End of high moral tone.

John Lennon was a prat, a nasty piece of work. His home town (Lennongrad) has no equal when it comes to the mawkish aggrandisement of squalor.

There. I feel better already.

Wrinkled Weasel said...

Point taken Jim. I suspect you have a lot more to say about this, and it would be very interesting. Provided you don't get too personal with yourself.

To be honest I had not considered that this was gutter press behaviour and on reflection, I agree with you. I have considered taking the post down, not for reasons of legality, but for those you cited - of allowing due process.

Jim said...

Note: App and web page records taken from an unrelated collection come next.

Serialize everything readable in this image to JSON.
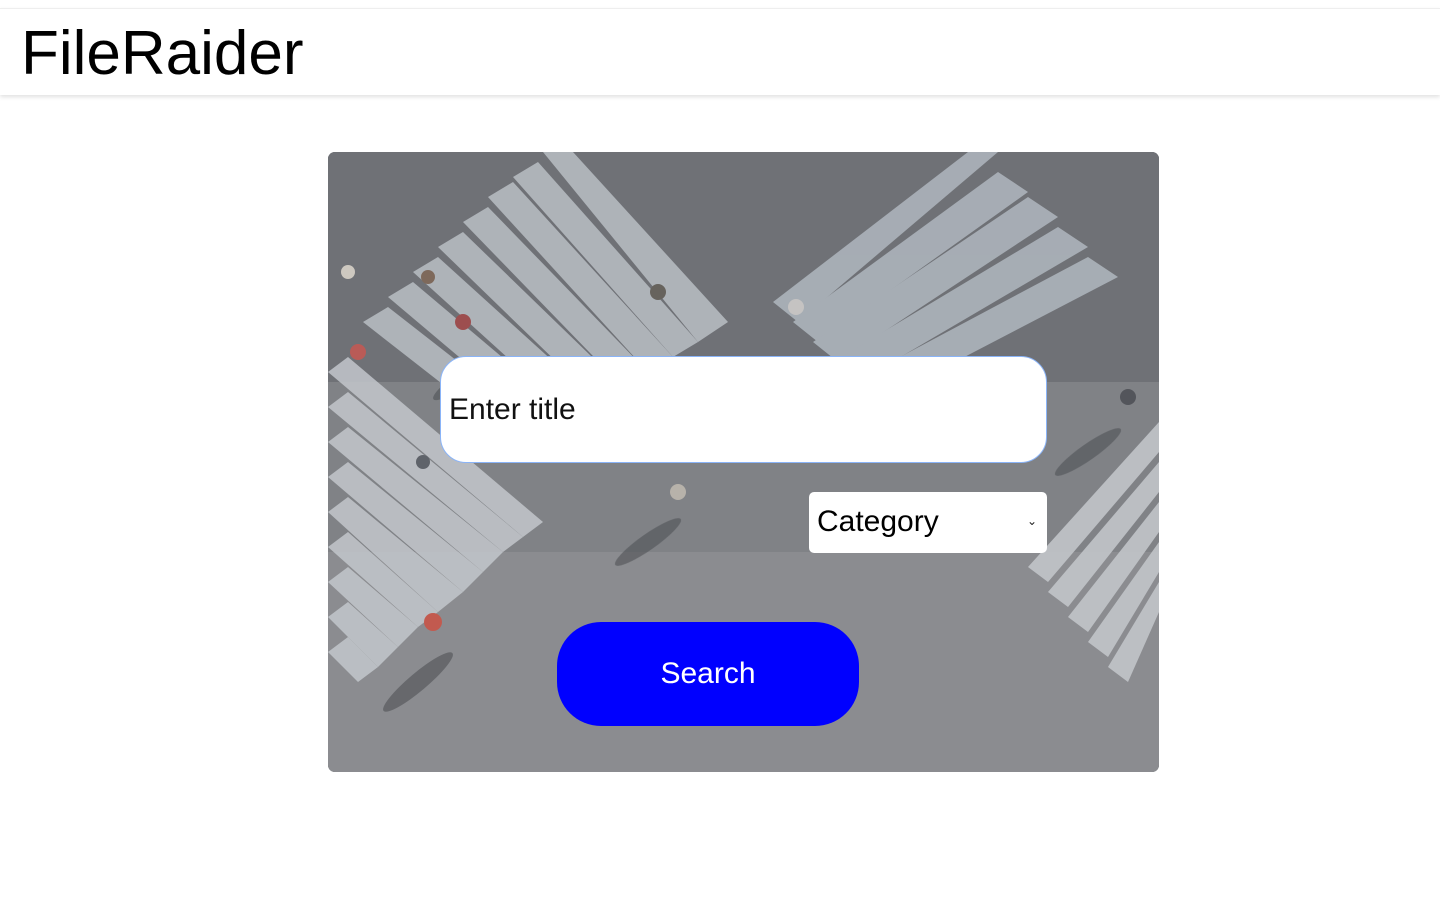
{
  "app": {
    "brand": "FileRaider"
  },
  "search": {
    "title_placeholder": "Enter title",
    "title_value": "",
    "category_label": "Category",
    "category_chevron": "⌄",
    "button_label": "Search"
  },
  "hero": {
    "background_image": "aerial view of pedestrian crosswalk"
  },
  "colors": {
    "accent": "#0000ff",
    "header_bg": "#ffffff",
    "button_text": "#ffffff"
  }
}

I'm thankful for John Lennon. His songs brightened up my bleak upbringing on a grey council estate. I wasn't intererested in politics , just escapism so knew nothing of his world views.
Liverpool renamed their airport to John Lennon which is quite ironic since it's the first place he headed for when he had enough money to escape Liverpool.

Jim said...

oops wrong thread :)

Jim Baxter said...


I wouldn't suggest taking it down (I'd like to see anybody try to tell you how to run your blog).

But you might edit it down a bit. The yellow press think nothing in this country of insinuation when they think they have someone in their sights - witness those on the periphery of the McCann story and the nasty stuff we were fed about their backgrounds all of which evaporated except in the lives of those involved - but they'd be sued to Tuesday if they tried what you've done.

We musn't take ourselves too seriously of course. This is, after all, an elite blog (elite is so much better a word than 'obscure', don't you think?). Whatever you do - leave my remark about Lennongrad please. I'm pleased with that.

Richard said...

Heh - been there, done that.

Jim B (if there are two): I wholeheartedly agree with you about trial by media, and the US experience. For the same reasons I am utterly against televising court proceedings. But there is a big difference between words and actions calculated to interfere with justice, and an online discussion which merely muses around known facts. If that were actionable, you'd have to close down most of the internet.

Point taken, though. We need to be careful to discuss and speculate reasonably, not allege or accuse.

Richard said...

Never mind wrong thread, I share your sentiments and have blogged thus here. It's only a re-hash of the comments I made on this blog, but I needed to share.

Richard said...

"Lennongrad" - love it.